Republican presidential candidate Mitt Romney amended his personal financial disclosure Friday evening to reflect income from a now-closed Swiss bank account and one other investment fund he had originally failed to report on an ethics form.

A review by the Los Angeles Times/Tribune Washington Bureau last week found that at least 23 funds and partnerships listed in the 2010 tax returns of Romney and his wife did not show up or were not listed in the same fashion on Romney’s most recent financial disclosure, including 11 based in low-tax foreign countries such as Bermuda, the Cayman Islands and Luxembourg.

The Romney campaign described the discrepancies as trivial. Some of the undisclosed foreign funds are part of larger investment portfolios that were reported on the financial disclosure form but required individual reports in the Romney tax returns because they were overseas companies, a Romney associate said. In other cases, the assets did not meet the minimum threshold of value required to be reported on financial disclosure forms.

Still, the campaign undertook an internal review to make sure Romney’s assets were reported correctly and said it would file any necessary amendments.


The letter sent Friday to the Federal Election Commission by a law firm representing the campaign noted that the two funds left off the report together generated less than $5,000 in income.

The account in the Swiss bank UBS, which held $3 million until it was closed in 2010, earned about $1,700 in interest.

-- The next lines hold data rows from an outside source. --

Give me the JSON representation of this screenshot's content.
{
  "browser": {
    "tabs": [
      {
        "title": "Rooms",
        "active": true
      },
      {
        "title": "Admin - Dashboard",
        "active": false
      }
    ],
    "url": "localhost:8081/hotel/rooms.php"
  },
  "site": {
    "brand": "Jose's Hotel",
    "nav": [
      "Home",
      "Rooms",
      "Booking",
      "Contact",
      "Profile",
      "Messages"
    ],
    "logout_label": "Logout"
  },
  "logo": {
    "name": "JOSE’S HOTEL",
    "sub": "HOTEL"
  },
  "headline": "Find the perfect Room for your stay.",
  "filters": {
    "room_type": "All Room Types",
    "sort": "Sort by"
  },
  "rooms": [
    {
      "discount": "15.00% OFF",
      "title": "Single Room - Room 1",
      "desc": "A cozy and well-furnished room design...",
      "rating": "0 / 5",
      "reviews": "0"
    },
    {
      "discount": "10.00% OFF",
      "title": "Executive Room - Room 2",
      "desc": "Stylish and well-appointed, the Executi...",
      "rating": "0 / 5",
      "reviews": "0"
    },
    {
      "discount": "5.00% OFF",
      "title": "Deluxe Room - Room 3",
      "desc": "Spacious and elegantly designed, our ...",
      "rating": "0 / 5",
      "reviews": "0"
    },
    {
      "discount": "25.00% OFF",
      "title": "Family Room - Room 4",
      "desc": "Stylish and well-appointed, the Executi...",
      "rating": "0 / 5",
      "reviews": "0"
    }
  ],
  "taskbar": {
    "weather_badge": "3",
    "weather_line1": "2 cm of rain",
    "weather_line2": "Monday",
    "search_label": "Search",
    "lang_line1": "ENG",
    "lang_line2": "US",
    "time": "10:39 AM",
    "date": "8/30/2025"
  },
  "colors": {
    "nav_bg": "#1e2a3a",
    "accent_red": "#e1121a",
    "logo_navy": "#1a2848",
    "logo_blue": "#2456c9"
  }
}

Another fund--the Intercontinental Real Estate Investment Fund I LLC --earned between $1,001 and $2,500, the amendment said.

A note attached to the amendment said that some other investments that Romney reported on his tax returns in 2010 and 2011 were not included in his financial disclosure because their value did not meet the reporting threshold.

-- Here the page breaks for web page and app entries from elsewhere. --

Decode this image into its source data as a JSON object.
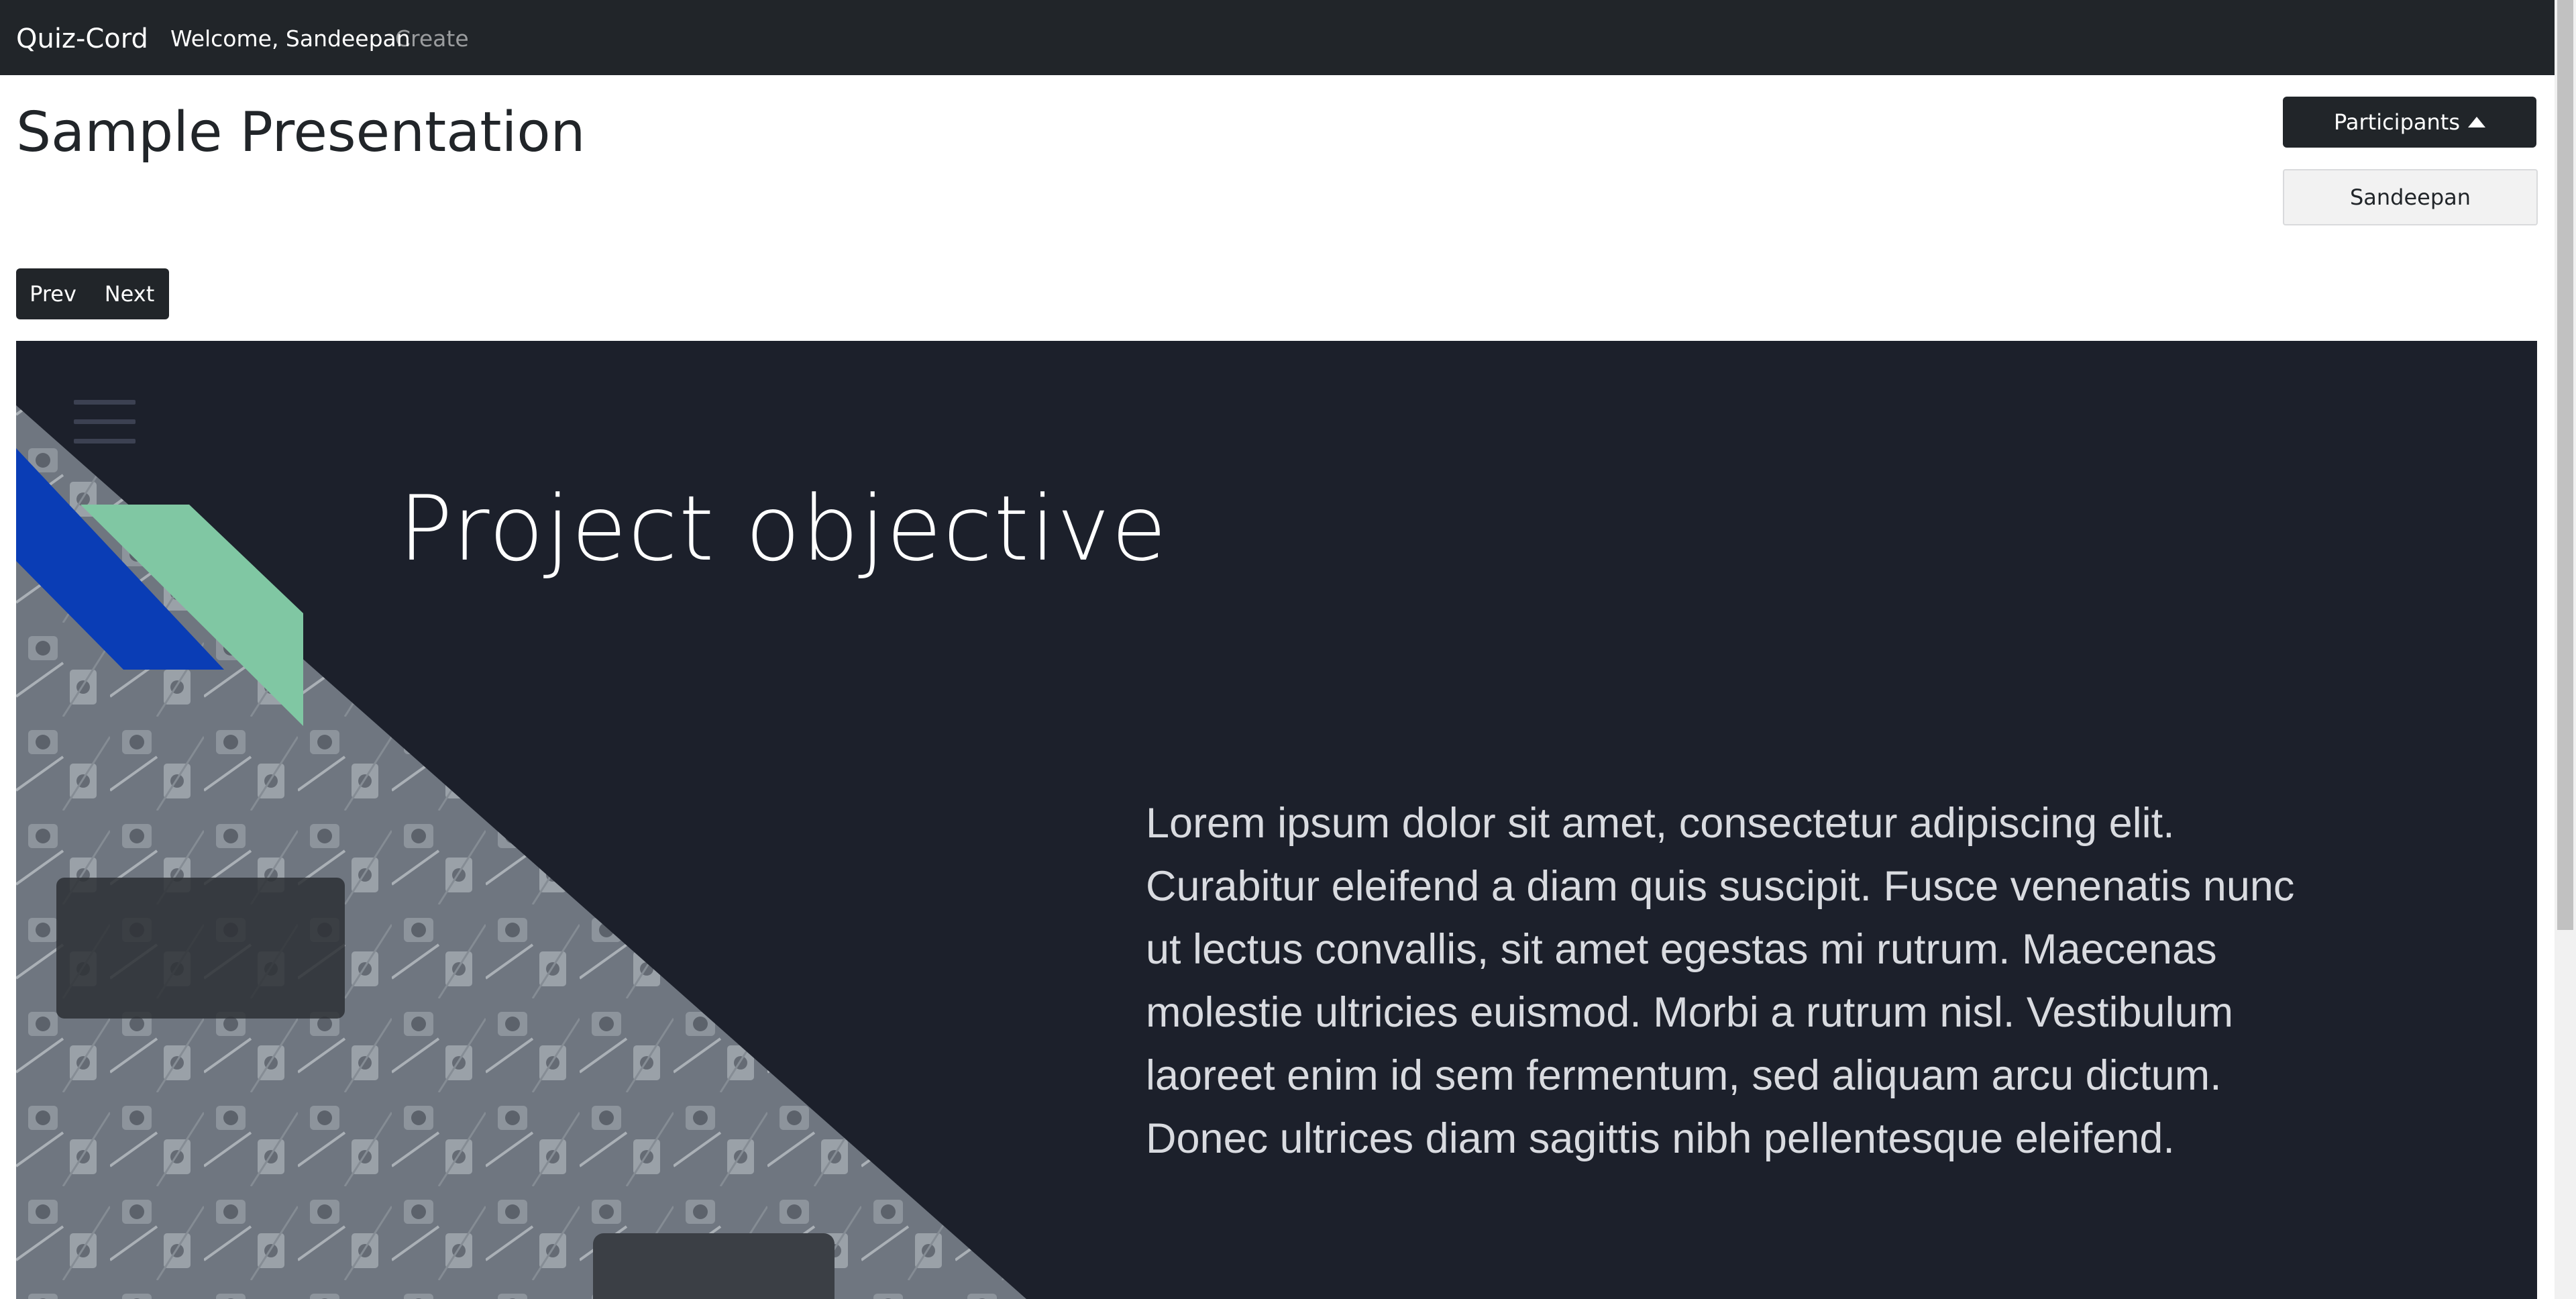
{
  "navbar": {
    "brand": "Quiz-Cord",
    "welcome": "Welcome, Sandeepan",
    "create": "Create"
  },
  "page": {
    "title": "Sample Presentation"
  },
  "participants": {
    "button_label": "Participants",
    "icon": "caret-up-icon",
    "list": [
      "Sandeepan"
    ]
  },
  "controls": {
    "prev_label": "Prev",
    "next_label": "Next"
  },
  "slide": {
    "title": "Project objective",
    "body": "Lorem ipsum dolor sit amet, consectetur adipiscing elit. Curabitur eleifend a diam quis suscipit. Fusce venenatis nunc ut lectus convallis, sit amet egestas mi rutrum. Maecenas molestie ultricies euismod. Morbi a rutrum nisl. Vestibulum laoreet enim id sem fermentum, sed aliquam arcu dictum. Donec ultrices diam sagittis nibh pellentesque eleifend.",
    "menu_icon": "hamburger-menu-icon",
    "colors": {
      "background": "#1c202b",
      "accent_blue": "#0a3db5",
      "accent_green": "#80c7a3"
    }
  }
}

Romney also filed an amendment to his 2007 financial disclosure noting that the UBS bank account had erroneously been reported as an asset held by the couple, when it was held by a blind trust in his wife’s name.

“The inescapable fact is that by releasing so much information regarding his finances, Mitt Romney is clearly coming down on the side of disclosure,” spokeswomen Andrea Saul said. “There are more than 1,500 entries between the 2007 and 2011 financial disclosures, and any documents with this level of complexity and detail are bound to have a few trivial inadvertent issues. We have filed technical amendments to address these issues, but it does not at all change or alter the overall picture of Governor and Mrs. Romney’s finances as disclosed in the original filings.

“The Office of Government Ethics has advised us that most of the additional information we are providing isn’t even required. They have also confirmed that nearly all of the differences between the Romneys’ tax returns and these financial disclosures were due to differences in the reporting requirements. However, we chose to volunteer additional information in the interest of disclosure.”